Eyak verb stems take many affixes: there are nine prefix positions before the verb (many of which may be subdivided) and four suffix positions after. All positions may be filled with zero, except the stem, which can be filled by any of several hundred morphemes but not zero.
An artificial but grammatical example presents near-maximum affixal positions filled: dik’ lAXi:qAqi’dAxsLXa’Xch’gLG "I did not tickle your (plural, emphatically) feet." This gives:
|Perfective||is doing, is becoming||did, became||is|
|Imperfective||will do, will become||is doing||is|
|Optative||let it do, let it become||let it do||let it become|
|Imperative||let it do!, let it become!||let it do!||let it be!|
Morphemes in prefix position 2 modify the inceptive imperfective; in position 6 the perfective, optative, and imperative in inceptive, active and neuter; in position 8 the inceptive optative, active perfective and optative, and neuter perfective, imperfective, optative, and imperative; in suffix position 2 the inceptive, active, and neuter perfective; and in suffix position 3, negativity.
There are also three derivational modes, a repetitive, a customary, and a progressive. The infinitive takes approximately the same form as the imperative, with some variation.
The majority of the Eyak corpus is narrative, with very little spontaneous conversation (and that only when embedded in the narratives). There is a better understanding therefore of the syntax of Eyak narrative style and performance than of natural speech.

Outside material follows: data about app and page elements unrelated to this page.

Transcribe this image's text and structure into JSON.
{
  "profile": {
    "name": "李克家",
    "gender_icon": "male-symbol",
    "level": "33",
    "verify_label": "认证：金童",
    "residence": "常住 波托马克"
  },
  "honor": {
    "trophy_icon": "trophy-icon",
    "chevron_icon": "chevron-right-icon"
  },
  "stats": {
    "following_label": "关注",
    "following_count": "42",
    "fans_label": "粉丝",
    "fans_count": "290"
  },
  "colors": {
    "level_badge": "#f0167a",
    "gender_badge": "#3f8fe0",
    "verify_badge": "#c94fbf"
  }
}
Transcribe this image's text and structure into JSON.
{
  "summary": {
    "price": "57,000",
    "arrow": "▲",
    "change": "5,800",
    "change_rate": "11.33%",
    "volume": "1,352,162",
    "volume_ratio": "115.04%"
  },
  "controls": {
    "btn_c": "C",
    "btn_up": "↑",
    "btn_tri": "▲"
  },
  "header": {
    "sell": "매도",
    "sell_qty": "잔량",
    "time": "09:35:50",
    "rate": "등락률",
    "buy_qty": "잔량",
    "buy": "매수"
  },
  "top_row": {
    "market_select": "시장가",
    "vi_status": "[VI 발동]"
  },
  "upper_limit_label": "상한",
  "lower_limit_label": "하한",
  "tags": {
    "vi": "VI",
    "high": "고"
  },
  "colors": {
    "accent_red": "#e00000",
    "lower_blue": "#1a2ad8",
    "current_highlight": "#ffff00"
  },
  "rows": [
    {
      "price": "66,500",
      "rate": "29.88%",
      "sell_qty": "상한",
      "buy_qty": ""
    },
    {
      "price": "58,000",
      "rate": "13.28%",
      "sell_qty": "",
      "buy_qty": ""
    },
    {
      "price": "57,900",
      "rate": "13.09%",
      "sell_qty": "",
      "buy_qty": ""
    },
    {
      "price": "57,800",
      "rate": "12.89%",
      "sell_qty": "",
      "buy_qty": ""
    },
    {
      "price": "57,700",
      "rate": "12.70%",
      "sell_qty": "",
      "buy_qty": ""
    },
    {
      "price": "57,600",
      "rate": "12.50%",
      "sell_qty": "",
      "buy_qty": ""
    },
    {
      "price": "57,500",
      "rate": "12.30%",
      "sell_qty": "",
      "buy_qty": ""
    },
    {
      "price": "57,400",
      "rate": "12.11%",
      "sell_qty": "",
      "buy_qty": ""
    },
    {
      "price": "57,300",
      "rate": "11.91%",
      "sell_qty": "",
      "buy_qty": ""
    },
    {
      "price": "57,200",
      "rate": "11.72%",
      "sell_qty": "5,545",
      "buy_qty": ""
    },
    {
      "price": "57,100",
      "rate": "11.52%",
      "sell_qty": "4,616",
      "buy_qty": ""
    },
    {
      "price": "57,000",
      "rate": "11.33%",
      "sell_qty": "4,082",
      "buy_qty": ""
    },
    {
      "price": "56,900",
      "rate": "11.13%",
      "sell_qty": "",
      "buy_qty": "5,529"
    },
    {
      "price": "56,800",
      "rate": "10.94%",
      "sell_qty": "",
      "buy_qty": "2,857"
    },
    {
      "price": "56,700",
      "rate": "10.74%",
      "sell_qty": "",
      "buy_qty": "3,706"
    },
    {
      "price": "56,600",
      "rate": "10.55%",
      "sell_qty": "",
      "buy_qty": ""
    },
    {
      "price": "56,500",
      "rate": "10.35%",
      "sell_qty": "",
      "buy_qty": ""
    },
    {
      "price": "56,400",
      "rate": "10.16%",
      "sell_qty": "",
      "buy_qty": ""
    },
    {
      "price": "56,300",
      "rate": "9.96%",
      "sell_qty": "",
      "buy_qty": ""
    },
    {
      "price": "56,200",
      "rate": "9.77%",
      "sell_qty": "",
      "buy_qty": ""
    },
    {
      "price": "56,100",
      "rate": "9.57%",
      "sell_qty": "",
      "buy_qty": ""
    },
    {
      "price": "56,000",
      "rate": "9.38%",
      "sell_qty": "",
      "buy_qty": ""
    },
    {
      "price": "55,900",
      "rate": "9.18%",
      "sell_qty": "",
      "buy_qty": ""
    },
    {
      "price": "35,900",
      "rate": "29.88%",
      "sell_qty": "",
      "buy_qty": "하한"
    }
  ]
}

The basic word order of Eyak is subject-object-verb, or SOV, as in "Johnny ’uyAqa’ts’ sALxut’L" "Johnny shot his (own) hand." Relatively few sentences, however, follow this exact pattern; it is far more common to find SV or OV. The full word order of a transitive sentence is I S O [[C P] V]:
There is extreme ambiguity in Eyak syntax, due in large part to homophony (as in the English loss of subjunctive) and lack of distinction (there is the same ambiguity in third-person singular as in English).